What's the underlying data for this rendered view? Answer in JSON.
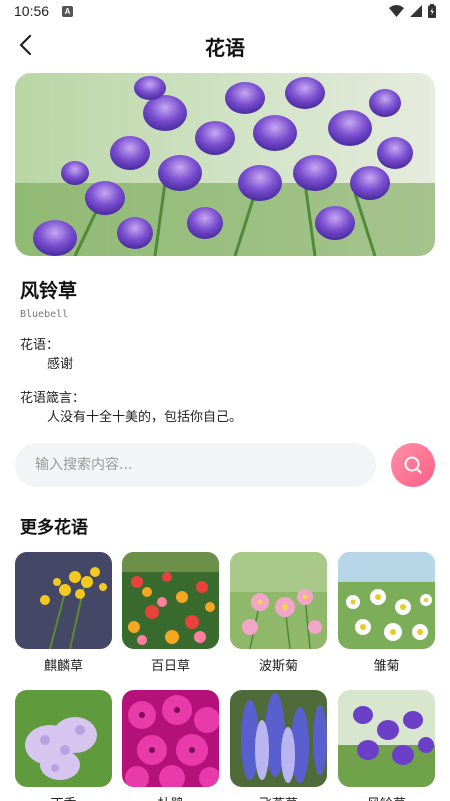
{
  "status": {
    "time": "10:56",
    "notif": "A"
  },
  "header": {
    "title": "花语"
  },
  "flower": {
    "name": "风铃草",
    "english": "Bluebell",
    "language_label": "花语：",
    "language_value": "感谢",
    "quote_label": "花语箴言：",
    "quote_value": "人没有十全十美的，包括你自己。"
  },
  "search": {
    "placeholder": "输入搜索内容..."
  },
  "more": {
    "title": "更多花语",
    "items": [
      {
        "label": "麒麟草"
      },
      {
        "label": "百日草"
      },
      {
        "label": "波斯菊"
      },
      {
        "label": "雏菊"
      },
      {
        "label": "丁香"
      },
      {
        "label": "杜鹃"
      },
      {
        "label": "飞燕草"
      },
      {
        "label": "风铃草"
      }
    ]
  },
  "colors": {
    "accent": "#ff6f92",
    "search_bg": "#f3f4f6"
  }
}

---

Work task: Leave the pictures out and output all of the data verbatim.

Solution for this task:
What's the underlying data for this rendered view? Answer in JSON.
{
  "status": {
    "time": "10:56",
    "notif": "A"
  },
  "header": {
    "title": "花语"
  },
  "flower": {
    "name": "风铃草",
    "english": "Bluebell",
    "language_label": "花语：",
    "language_value": "感谢",
    "quote_label": "花语箴言：",
    "quote_value": "人没有十全十美的，包括你自己。"
  },
  "search": {
    "placeholder": "输入搜索内容..."
  },
  "more": {
    "title": "更多花语",
    "items": [
      {
        "label": "麒麟草"
      },
      {
        "label": "百日草"
      },
      {
        "label": "波斯菊"
      },
      {
        "label": "雏菊"
      },
      {
        "label": "丁香"
      },
      {
        "label": "杜鹃"
      },
      {
        "label": "飞燕草"
      },
      {
        "label": "风铃草"
      }
    ]
  },
  "colors": {
    "accent": "#ff6f92",
    "search_bg": "#f3f4f6"
  }
}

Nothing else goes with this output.